KAP Fisheye Lens

J.S. and S.W. Aber


Our Canon Rebel cameras accept a variety of lenses. On the conventional film camera, a lens with 14-mm focal length, known as a fisheye lens, creates a hemispherical field of view. This dramatic view has severe geometric distortion in which the horizon appears strongly curved. Such images cannot be utilized for measurement or mapping purposes, but do provide a broad field of view for reconnaissance of landscapes.

The following examples were taken at Cheyenne Bottoms, a large wetland complex in central Kansas. These picture were acquired in early July, 2004 after a period of rain filled the marshes with shallow, muddy water. Compare the views taken with a standard lens to the fisheye views below. Four oblique fisheye pictures are sufficent to provide overlapping coverage around all points of the compass from a given vantage point.

Standard lens views
View toward west showing marsh and wet meadows with cattle grazing. City of Hoisington is located in far right background, and Blood Creek can be seen in left background.
View toward northeast. Deception Creek enters the marsh near scene center.

Fisheye lens views
View toward east. Kite flyers are standing in lower right corner near vehicles. County road to right, and nature trail across center of scene.
View toward south. Kite flyers are standing near vehicles, scene center. Numerous cattle are grazing in meadow behind the road. Notice strong sun glint from water surface in mid-day summer.
View toward west. Differences in marsh water color reflect variations in sediment (mud) content. City of Hoisington is on the distant horizon.
View toward north. A large bed of dead cattail thatch dominates the center of this scene.
Near-vertical view with horizon visible in upper right corner.

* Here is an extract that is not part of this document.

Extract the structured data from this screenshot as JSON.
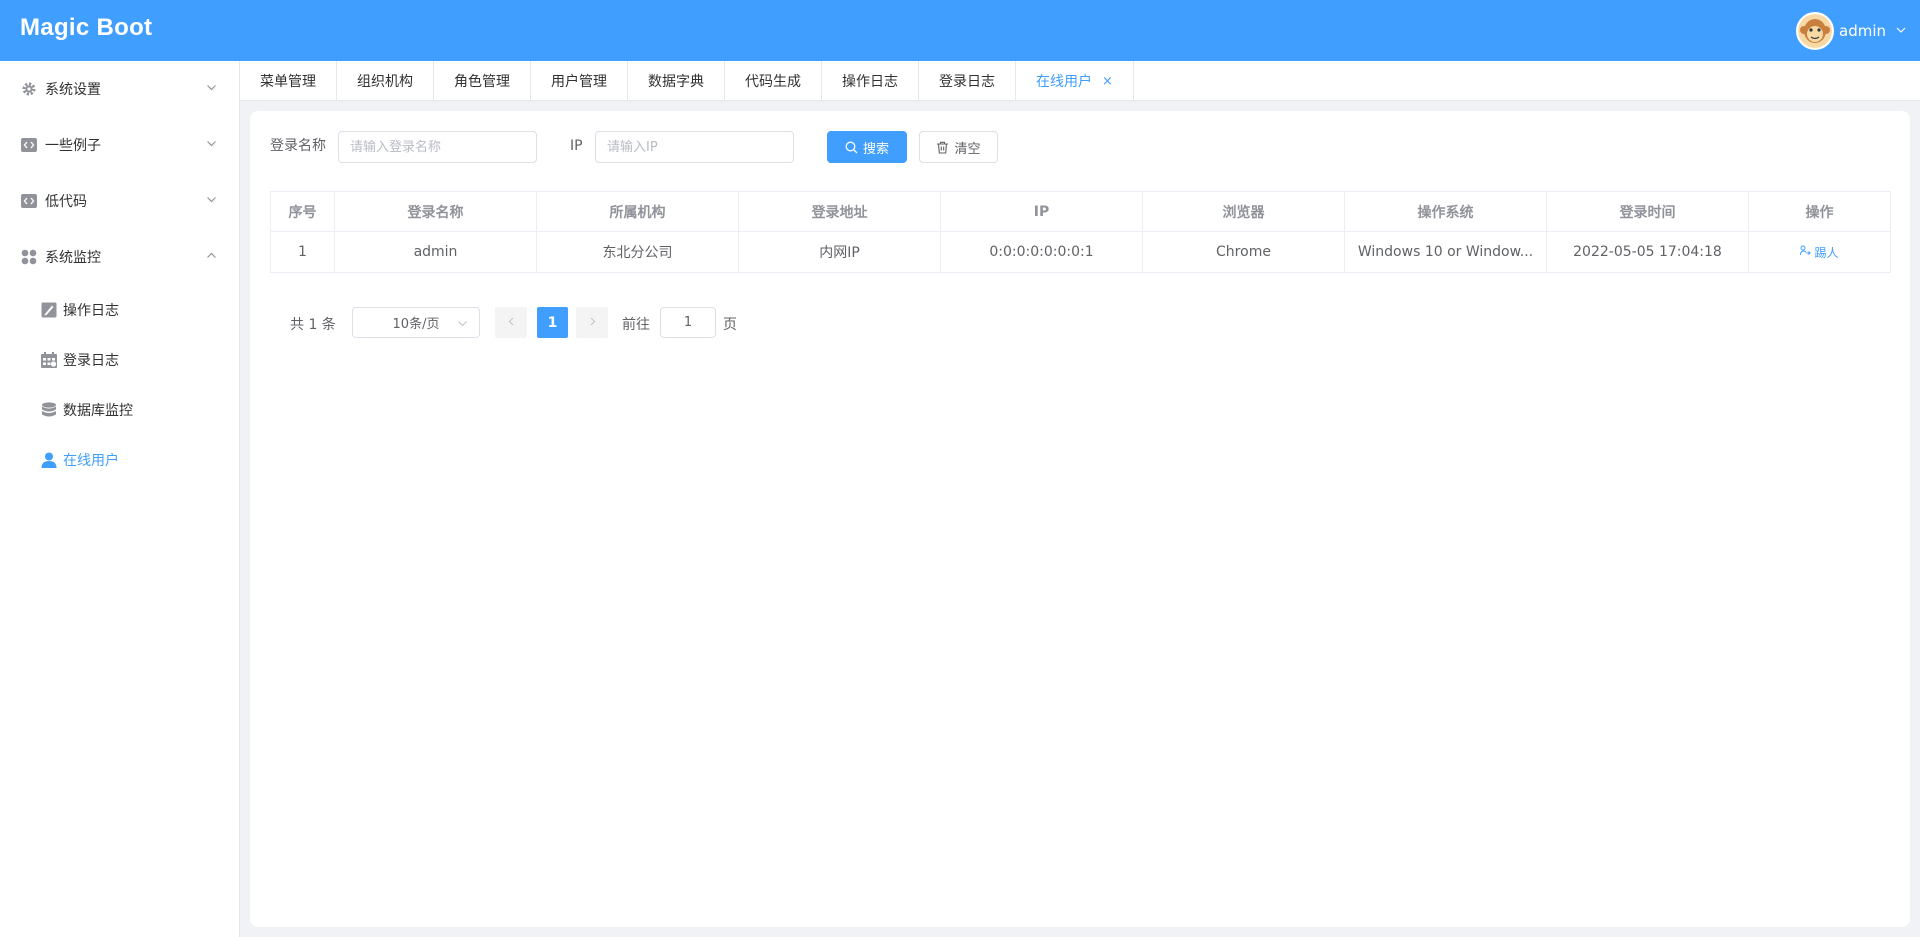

Strong sun glint highlights wave patterns on water surface.

Compare with panoramic image of Cheyenne Bottoms.

Return to KAP camera rigs.

More airphotos of Cheyenne Bottoms.

All text and imagery © by the authors.
Last update Nov. 2004.